--- WHAT IS BEING ASKED ---
State how many lines of the data contain the word "kind", and write nothing besides the number.

--- RAW DATA ---
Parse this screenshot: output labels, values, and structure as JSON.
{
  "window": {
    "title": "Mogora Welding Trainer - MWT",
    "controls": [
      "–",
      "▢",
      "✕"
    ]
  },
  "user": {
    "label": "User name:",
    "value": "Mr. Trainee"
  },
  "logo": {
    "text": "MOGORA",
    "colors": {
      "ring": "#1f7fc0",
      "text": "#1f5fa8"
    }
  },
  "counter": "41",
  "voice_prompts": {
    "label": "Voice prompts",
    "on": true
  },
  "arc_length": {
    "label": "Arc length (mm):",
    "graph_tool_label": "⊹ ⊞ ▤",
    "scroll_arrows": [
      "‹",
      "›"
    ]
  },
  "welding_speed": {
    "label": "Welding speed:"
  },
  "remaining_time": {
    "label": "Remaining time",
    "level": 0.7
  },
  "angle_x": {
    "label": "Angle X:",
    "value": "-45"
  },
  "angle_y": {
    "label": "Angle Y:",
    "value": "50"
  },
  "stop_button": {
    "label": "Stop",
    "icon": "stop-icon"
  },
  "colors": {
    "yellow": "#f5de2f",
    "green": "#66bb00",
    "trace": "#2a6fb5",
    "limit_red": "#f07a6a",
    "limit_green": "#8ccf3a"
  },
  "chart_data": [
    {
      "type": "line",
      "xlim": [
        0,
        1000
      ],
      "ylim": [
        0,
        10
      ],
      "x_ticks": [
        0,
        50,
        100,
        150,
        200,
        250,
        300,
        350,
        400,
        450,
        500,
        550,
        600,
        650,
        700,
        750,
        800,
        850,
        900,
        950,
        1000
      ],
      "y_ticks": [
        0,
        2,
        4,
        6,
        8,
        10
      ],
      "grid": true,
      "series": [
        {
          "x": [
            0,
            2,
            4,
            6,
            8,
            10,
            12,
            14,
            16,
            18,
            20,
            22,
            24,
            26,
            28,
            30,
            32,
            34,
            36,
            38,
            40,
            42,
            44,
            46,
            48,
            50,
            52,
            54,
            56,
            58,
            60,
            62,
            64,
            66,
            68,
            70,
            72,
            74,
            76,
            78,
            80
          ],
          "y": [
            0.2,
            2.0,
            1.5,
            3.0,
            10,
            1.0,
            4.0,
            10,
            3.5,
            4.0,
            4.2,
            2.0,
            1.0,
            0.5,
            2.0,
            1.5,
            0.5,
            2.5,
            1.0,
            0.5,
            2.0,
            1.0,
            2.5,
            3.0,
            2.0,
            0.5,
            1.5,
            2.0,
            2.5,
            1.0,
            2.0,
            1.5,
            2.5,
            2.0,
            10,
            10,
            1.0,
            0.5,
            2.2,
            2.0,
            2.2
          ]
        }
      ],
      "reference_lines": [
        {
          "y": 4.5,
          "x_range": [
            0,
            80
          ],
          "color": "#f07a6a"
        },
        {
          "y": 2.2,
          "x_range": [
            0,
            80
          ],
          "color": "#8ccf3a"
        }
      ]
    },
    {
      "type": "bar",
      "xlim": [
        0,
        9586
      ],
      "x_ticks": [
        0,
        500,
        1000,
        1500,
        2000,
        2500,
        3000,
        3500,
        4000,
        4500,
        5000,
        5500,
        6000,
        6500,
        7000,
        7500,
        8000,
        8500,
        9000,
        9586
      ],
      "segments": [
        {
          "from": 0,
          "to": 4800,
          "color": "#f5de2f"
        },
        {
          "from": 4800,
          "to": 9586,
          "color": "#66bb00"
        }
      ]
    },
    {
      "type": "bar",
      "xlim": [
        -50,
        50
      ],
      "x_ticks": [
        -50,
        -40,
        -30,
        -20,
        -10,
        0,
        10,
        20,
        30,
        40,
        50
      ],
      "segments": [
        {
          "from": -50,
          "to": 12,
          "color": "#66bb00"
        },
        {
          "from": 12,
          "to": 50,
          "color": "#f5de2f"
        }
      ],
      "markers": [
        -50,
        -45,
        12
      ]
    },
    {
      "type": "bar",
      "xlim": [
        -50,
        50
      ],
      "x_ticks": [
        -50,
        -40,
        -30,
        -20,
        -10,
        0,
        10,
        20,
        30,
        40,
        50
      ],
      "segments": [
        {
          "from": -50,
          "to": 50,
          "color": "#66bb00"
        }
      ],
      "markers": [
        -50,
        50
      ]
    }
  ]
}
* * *
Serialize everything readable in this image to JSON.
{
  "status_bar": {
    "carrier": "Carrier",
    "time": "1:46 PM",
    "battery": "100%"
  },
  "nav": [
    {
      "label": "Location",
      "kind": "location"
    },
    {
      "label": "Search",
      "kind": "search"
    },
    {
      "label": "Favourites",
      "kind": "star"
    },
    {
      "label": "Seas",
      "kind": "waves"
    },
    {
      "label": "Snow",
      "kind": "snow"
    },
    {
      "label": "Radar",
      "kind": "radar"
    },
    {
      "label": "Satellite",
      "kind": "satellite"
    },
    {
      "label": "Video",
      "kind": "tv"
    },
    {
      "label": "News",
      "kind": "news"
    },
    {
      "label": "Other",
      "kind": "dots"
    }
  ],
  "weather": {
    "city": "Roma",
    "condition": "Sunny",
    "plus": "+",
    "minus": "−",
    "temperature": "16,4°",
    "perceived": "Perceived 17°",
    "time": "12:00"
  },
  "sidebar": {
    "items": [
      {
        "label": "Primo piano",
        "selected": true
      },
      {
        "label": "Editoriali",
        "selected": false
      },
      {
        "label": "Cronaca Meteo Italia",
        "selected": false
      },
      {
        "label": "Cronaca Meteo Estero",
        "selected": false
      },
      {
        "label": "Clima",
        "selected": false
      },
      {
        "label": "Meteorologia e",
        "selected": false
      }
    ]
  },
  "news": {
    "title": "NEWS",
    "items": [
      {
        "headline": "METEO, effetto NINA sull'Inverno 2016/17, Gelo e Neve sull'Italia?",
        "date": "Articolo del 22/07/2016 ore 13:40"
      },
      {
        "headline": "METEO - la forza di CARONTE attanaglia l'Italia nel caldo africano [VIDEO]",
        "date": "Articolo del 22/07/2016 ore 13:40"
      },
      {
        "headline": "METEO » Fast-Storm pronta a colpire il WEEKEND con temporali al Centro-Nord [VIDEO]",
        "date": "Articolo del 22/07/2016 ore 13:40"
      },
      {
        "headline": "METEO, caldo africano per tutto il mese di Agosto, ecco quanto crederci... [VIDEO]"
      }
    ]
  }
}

--- RESPONSE TO THIS TASK ---
10